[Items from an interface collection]
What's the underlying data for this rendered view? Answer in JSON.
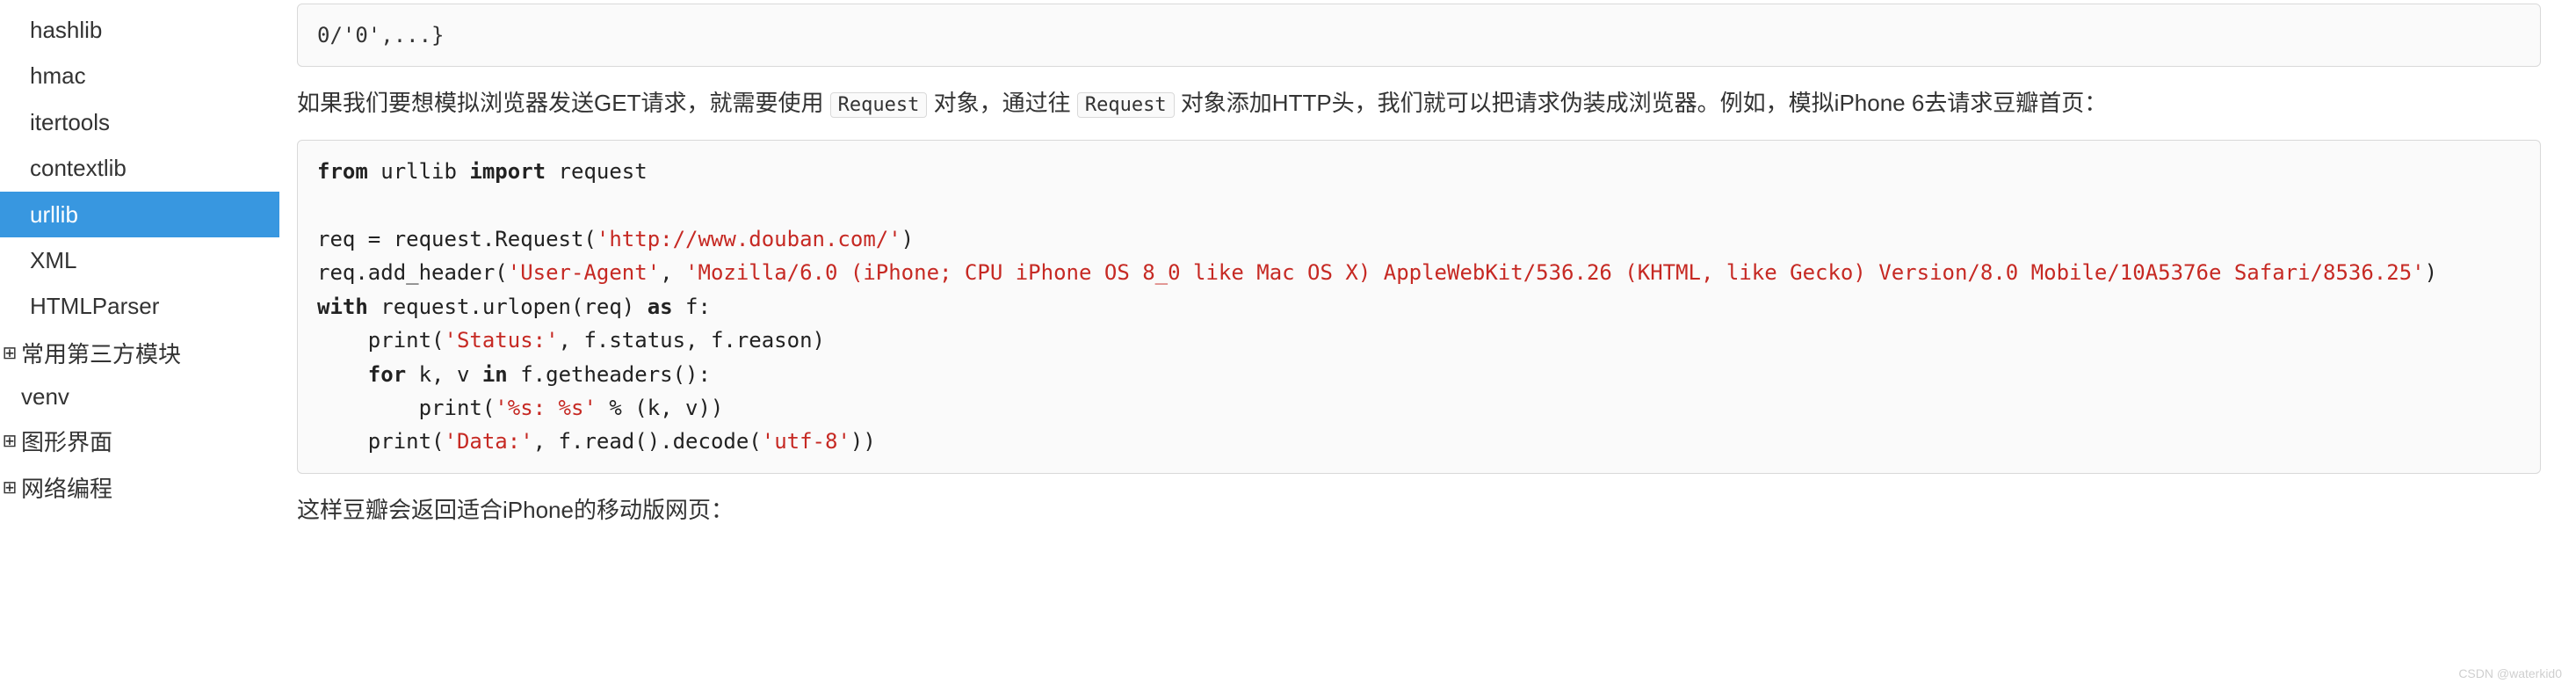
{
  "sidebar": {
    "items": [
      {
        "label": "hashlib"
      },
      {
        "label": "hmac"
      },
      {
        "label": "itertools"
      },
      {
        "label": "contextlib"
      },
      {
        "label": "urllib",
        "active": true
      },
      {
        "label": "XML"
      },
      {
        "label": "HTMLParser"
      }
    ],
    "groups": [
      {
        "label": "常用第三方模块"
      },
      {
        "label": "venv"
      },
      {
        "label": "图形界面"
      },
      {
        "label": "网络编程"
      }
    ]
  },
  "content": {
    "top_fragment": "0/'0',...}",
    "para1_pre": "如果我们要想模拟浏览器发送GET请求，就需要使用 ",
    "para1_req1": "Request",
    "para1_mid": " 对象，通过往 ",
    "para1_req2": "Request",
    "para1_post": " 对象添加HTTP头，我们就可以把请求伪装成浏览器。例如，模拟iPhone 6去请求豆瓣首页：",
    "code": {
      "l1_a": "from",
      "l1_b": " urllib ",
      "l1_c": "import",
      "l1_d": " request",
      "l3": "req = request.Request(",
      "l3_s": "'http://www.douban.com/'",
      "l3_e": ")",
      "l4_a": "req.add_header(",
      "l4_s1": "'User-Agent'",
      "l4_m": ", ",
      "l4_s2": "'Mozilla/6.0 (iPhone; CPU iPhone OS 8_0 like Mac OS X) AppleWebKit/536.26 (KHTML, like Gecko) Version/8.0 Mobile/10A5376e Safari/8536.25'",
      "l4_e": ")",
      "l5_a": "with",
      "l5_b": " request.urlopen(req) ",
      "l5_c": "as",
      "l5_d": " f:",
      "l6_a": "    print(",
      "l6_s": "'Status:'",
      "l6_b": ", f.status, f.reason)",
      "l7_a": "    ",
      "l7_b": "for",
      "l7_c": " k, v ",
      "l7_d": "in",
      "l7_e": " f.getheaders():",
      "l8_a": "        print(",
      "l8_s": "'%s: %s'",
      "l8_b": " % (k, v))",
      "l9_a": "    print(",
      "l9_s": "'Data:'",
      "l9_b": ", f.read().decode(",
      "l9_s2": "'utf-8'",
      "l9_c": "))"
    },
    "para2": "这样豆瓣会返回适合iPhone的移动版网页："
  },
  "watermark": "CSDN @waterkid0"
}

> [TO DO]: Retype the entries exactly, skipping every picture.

> [SOLVED EXERCISE]:
What's the underlying data for this rendered view? Answer in JSON.
{
  "sidebar": {
    "items": [
      {
        "label": "hashlib"
      },
      {
        "label": "hmac"
      },
      {
        "label": "itertools"
      },
      {
        "label": "contextlib"
      },
      {
        "label": "urllib",
        "active": true
      },
      {
        "label": "XML"
      },
      {
        "label": "HTMLParser"
      }
    ],
    "groups": [
      {
        "label": "常用第三方模块"
      },
      {
        "label": "venv"
      },
      {
        "label": "图形界面"
      },
      {
        "label": "网络编程"
      }
    ]
  },
  "content": {
    "top_fragment": "0/'0',...}",
    "para1_pre": "如果我们要想模拟浏览器发送GET请求，就需要使用 ",
    "para1_req1": "Request",
    "para1_mid": " 对象，通过往 ",
    "para1_req2": "Request",
    "para1_post": " 对象添加HTTP头，我们就可以把请求伪装成浏览器。例如，模拟iPhone 6去请求豆瓣首页：",
    "code": {
      "l1_a": "from",
      "l1_b": " urllib ",
      "l1_c": "import",
      "l1_d": " request",
      "l3": "req = request.Request(",
      "l3_s": "'http://www.douban.com/'",
      "l3_e": ")",
      "l4_a": "req.add_header(",
      "l4_s1": "'User-Agent'",
      "l4_m": ", ",
      "l4_s2": "'Mozilla/6.0 (iPhone; CPU iPhone OS 8_0 like Mac OS X) AppleWebKit/536.26 (KHTML, like Gecko) Version/8.0 Mobile/10A5376e Safari/8536.25'",
      "l4_e": ")",
      "l5_a": "with",
      "l5_b": " request.urlopen(req) ",
      "l5_c": "as",
      "l5_d": " f:",
      "l6_a": "    print(",
      "l6_s": "'Status:'",
      "l6_b": ", f.status, f.reason)",
      "l7_a": "    ",
      "l7_b": "for",
      "l7_c": " k, v ",
      "l7_d": "in",
      "l7_e": " f.getheaders():",
      "l8_a": "        print(",
      "l8_s": "'%s: %s'",
      "l8_b": " % (k, v))",
      "l9_a": "    print(",
      "l9_s": "'Data:'",
      "l9_b": ", f.read().decode(",
      "l9_s2": "'utf-8'",
      "l9_c": "))"
    },
    "para2": "这样豆瓣会返回适合iPhone的移动版网页："
  },
  "watermark": "CSDN @waterkid0"
}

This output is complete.